In the simplest terms, communion means partaking or enjoying some good or some benefit together with others. In the Supper, we are partaking of the body and blood of Christ, which speaks of the atonement accomplished on the cross when our Savior offered up His body and blood to atone for our sin. However, it must be emphasized that the Lord’s Supper brings us into communion with Christ. We are called by the gospel to communion with Christ and in the Lord’s Supper, we are partakers with God of His holiness and happiness.

This communion in Christ is depicted in numerous ways. First, Christians have communion with Christ in being partakers with Him of His righteousness and of the benefit of His perfect obedience. Christians are partakers with Christ of the benefits of His sacrifice since His sacrifice justified not only Himself but us as well. Second, Christians have communion with Christ in that we participate in His relation to the Father. Because Christ is the Son of God, we become sons of God (cf. John 20:17; John 16:27; Romans 8:14-17). Third, Christians have communion with Christ in that we partake of the same Spirit. By partaking of the same Spirit, Christians are made partakers of the same comfort and spiritual joy. This is why the Spirit of Christ is therefore called the Comforter (cf. John 14:27).

Finally, Christians have communion with Christ in that we partake of Christ’s heavenly glory. Christ, as our conqueror, has returned home through the gates of heaven and even now leads us into the City of God. Christians have communion with Christ in His rule, His dominion, and His resurrection (cf. Romans 6:5). This communion of glory emphasizes the true spiritual presence of the Lord at Holy Communion. Consider the words of Jonathan Edwards in describing this spiritual presence.
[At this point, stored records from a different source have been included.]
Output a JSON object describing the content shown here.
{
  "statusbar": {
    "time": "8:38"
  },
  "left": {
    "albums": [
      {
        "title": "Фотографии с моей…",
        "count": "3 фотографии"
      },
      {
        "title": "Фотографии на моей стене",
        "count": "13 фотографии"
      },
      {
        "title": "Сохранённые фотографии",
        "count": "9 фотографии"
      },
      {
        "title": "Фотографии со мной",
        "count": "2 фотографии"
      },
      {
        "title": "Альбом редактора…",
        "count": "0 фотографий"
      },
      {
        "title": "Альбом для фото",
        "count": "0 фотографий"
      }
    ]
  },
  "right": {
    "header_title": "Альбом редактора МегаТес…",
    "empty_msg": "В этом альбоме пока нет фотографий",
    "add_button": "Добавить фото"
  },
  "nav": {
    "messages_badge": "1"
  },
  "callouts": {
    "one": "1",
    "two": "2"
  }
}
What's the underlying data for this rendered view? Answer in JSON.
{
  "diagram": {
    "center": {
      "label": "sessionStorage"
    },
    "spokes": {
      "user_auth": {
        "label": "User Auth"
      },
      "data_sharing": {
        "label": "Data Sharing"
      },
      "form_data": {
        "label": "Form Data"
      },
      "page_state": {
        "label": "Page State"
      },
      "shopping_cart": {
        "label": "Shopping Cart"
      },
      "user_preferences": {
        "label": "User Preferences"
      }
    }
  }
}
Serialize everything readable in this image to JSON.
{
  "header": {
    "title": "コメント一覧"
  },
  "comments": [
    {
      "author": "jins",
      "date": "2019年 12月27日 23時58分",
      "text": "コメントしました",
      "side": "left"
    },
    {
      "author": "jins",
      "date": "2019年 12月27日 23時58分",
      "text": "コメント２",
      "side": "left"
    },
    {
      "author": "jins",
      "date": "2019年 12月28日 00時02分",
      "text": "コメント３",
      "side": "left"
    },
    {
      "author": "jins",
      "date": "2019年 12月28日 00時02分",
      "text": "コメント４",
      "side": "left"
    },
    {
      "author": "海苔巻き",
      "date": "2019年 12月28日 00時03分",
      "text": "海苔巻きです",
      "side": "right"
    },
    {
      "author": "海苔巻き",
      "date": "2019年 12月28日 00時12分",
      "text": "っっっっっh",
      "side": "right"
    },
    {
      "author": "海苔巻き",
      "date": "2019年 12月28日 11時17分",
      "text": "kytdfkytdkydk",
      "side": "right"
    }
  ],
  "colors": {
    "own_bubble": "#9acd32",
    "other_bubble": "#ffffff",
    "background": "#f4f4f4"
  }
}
Lastly, there is a spiritual society between Christ and believers that is founded in their common partaking of benefits. And they are called to converse with Christ: they express their love and admiration of Him, and dependence upon Him and delight in Him, and their desires to Him with a sense of His presence in meditation, in prayer, and in praises. They often look to Him, lifting up their hearts to Him. And Christ is wont to meet with and mutually to communicate Himself to them. At such times, He will manifest Himself to them, and will by His Spirit make known His friendship and love, and teaches them and counsels and comforts them, as it were, by an inward spiritual work. Hughes Oliphant Old, Holy Communion in the Piety of the Reformed Church, p. 631-632

This is the glory and true presence that we experience in the prayer and praises, in the meditation and the reading and preaching of the Word of God, and above all, in the celebration of the Lord’s Supper. Let us come to Him on this Lord’s Day to partake and enjoy communion with Him.